“It’s also been shown to reduce symptoms like chest pain, improve adherence with taking preventive medications, and improve health factors like cholesterol levels and blood pressure,” says Berg. “Plus, whether they’ve had a heart attack or surgery, participants get better faster and return to their regular lifestyle much quicker.”
“Certainly women benefit as much as men, and maybe even more — given their surprise sometimes at having heart disease,” adds Dr. Sontz.
“And most women, like Cathy, are surprised,” Berg affirms. “Many think breast cancer is the number-one killer of women, but it is heart disease. In fact, heart disease kills nearly six times as many women as breast cancer.”
“I always worried so much about breast cancer,” Young admits. “But given my family history — my father had more than one heart attack — I should have been more aware I was at greater risk of heart disease.”
Being postmenopausal is another risk factor.
“Women definitely need to understand their risk factors, especially if, like Cathy, they don’t look like the ‘typical’ heart attack candidate,” Berg says.
“They also need to be aware that their heart attack symptoms are often different from the usual elephant-on-the-chest and pain down the left arm that most men experience,” she says. “Women have more neck, jaw, back and upper abdominal discomfort.

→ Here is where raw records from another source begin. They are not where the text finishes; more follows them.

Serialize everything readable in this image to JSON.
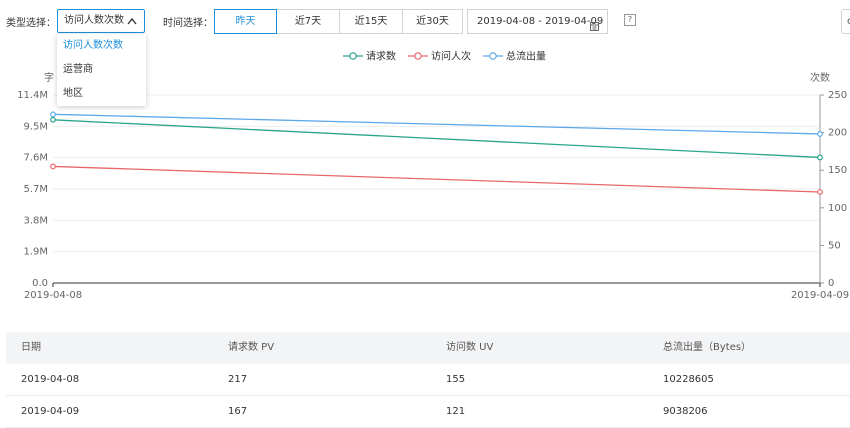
{
  "filters": {
    "type_label": "类型选择：",
    "type_value": "访问人数次数",
    "type_options": [
      "访问人数次数",
      "运营商",
      "地区"
    ],
    "time_label": "时间选择：",
    "quick_ranges": [
      "昨天",
      "近7天",
      "近15天",
      "近30天"
    ],
    "active_range_index": 0,
    "date_range": "2019-04-08 - 2019-04-09",
    "help_symbol": "?",
    "edge_button_symbol": "c"
  },
  "chart_data": {
    "type": "line",
    "x": [
      "2019-04-08",
      "2019-04-09"
    ],
    "series": [
      {
        "name": "请求数",
        "axis": "right",
        "color": "#2aa58a",
        "values": [
          217,
          167
        ]
      },
      {
        "name": "访问人次",
        "axis": "right",
        "color": "#e8676a",
        "values": [
          155,
          121
        ]
      },
      {
        "name": "总流出量",
        "axis": "left",
        "color": "#5ea8e8",
        "values": [
          10228605,
          9038206
        ]
      }
    ],
    "y_left": {
      "label": "字",
      "ticks": [
        "0.0",
        "1.9M",
        "3.8M",
        "5.7M",
        "7.6M",
        "9.5M",
        "11.4M"
      ],
      "range": [
        0,
        11400000
      ]
    },
    "y_right": {
      "label": "次数",
      "ticks": [
        "0",
        "50",
        "100",
        "150",
        "200",
        "250"
      ],
      "range": [
        0,
        250
      ]
    },
    "legend_position": "top-center",
    "grid": true
  },
  "table": {
    "columns": [
      "日期",
      "请求数 PV",
      "访问数 UV",
      "总流出量（Bytes）"
    ],
    "rows": [
      [
        "2019-04-08",
        "217",
        "155",
        "10228605"
      ],
      [
        "2019-04-09",
        "167",
        "121",
        "9038206"
      ]
    ]
  }
}
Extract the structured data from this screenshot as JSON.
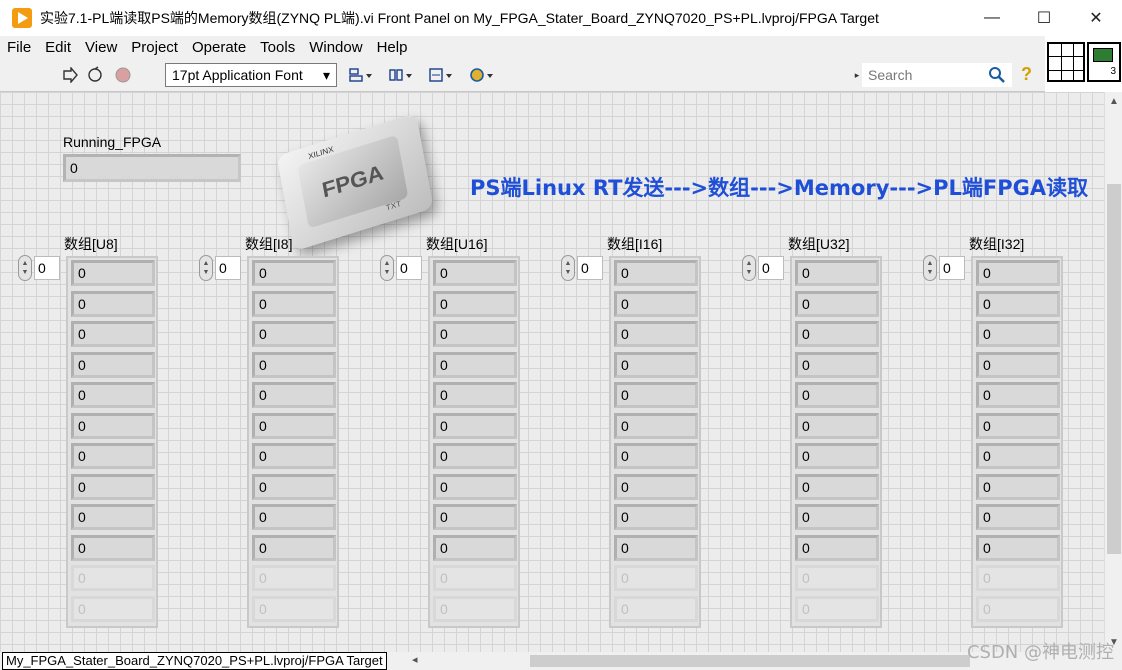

“We make sure our female participants know this, so if they experience symptoms again, they seek medical attention right away,” adds Berg. Young has learned a great deal from her experience.
“I’m much more careful about what I eat, I exercise consistently, and I take the guidelines about reducing risk much more seriously,” she says. “I’ve also talked to my sisters about getting checked out.
“While I didn’t think I fit the profile of someone who’d be a heart patient, I am, and things had to change,” she adds. “Cardiac rehab helped me take those steps.”
“the Eisenhower Cardiac Rehabilitation Program is one of the elite programs in the country,” says Medical Director Eric Sontz, MD, Board Certified in Cardiovascular Disease. “the facility is excellent but, moreover, the nurses and personal trainers are fantastic — enthusiastic, caring and exceptionally competent.”
Importantly, Eisenhower’s program was one of the early programs to be certified by the American Association of Cardiovascular and Pulmonary Rehabilitation (AACVPR), which means it has met rigorous national standards for quality and effectiveness.
“Despite the known benefits of cardiac rehabilitation, only about one-fourth of eligible patients — especially women, non-whites and patients over 65 — are referred,” Dr. Sontz points out. “Patients need to be their own advocates as well as realize that insurance covers cardiac rehabilitation with a physician referral.”
To learn more, contact the Eisenhower Cardiac Rehabilitation Program at 760.773.2030.